    chief executive of Sensory, a speech-technology company in Santa
    Clara, Calif., that developed the chip used in the doll. He noted that
    the technology could interpret a range of languages and dialects.

    Sensory executives said that was vitally important to Ms. Shackelford,
    whose new doll is one of the first products to use the new speech

    Ms. Shackelford said the chip's multidialect capacities are important
    for her doll, which is being manufactured in China to be sold to
    English-speaking markets around the world. The chip, explained Adam
    Anderson, one of the lead project managers, carries additional dialect
    references gleaned from children's voices recorded in England,
    Ireland, Australia and New Zealand.

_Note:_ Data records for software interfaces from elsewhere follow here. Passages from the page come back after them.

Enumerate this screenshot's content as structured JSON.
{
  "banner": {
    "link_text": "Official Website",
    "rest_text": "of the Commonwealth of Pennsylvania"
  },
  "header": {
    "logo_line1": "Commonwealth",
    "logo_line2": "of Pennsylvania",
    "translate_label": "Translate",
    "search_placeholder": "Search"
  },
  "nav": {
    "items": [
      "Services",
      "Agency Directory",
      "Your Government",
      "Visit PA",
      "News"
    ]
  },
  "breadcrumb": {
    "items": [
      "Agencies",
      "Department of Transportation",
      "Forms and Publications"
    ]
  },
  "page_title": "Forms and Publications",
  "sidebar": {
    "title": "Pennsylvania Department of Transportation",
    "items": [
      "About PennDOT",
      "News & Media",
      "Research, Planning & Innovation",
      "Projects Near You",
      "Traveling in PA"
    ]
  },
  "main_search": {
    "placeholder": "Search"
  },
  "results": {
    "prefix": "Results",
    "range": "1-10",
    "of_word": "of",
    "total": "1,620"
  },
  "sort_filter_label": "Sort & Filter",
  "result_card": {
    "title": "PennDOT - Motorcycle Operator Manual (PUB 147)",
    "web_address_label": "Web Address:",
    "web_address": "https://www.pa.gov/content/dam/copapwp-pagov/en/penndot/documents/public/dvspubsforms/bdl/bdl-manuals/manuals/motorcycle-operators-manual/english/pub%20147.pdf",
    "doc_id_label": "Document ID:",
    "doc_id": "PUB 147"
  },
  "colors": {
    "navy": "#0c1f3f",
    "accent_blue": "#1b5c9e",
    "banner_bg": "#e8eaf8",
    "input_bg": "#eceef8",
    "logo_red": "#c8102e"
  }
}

    And by asking children to repeat words like "pizza," the doll can lock
    in specific dialects, "remember" and respond accordingly, Mr. Anderson

    Some 150 pages of logic programmed into Amanda help guide children
    through activities as if journeying through verbal mazes, Ms.
    Shackelford said.

    "The idea that a child can be led through play, that it can be done
    intuitively, is so important to me," she said, adding that her doll's
    sophisticated technologies must be invisible.

    "We don't want to make kids scared of technology," said Ms.
    Shackelford, who says she is in her mid-60's and has no children of
    her own. "You have a baby doll that is supposed to make a little girl
    feel like the doll loves her. Girls tell dolls all the time that they
    love them.

    "This doll," Ms. Shackelford said, "acts like she loves you."



More information about the paleopsych mailing list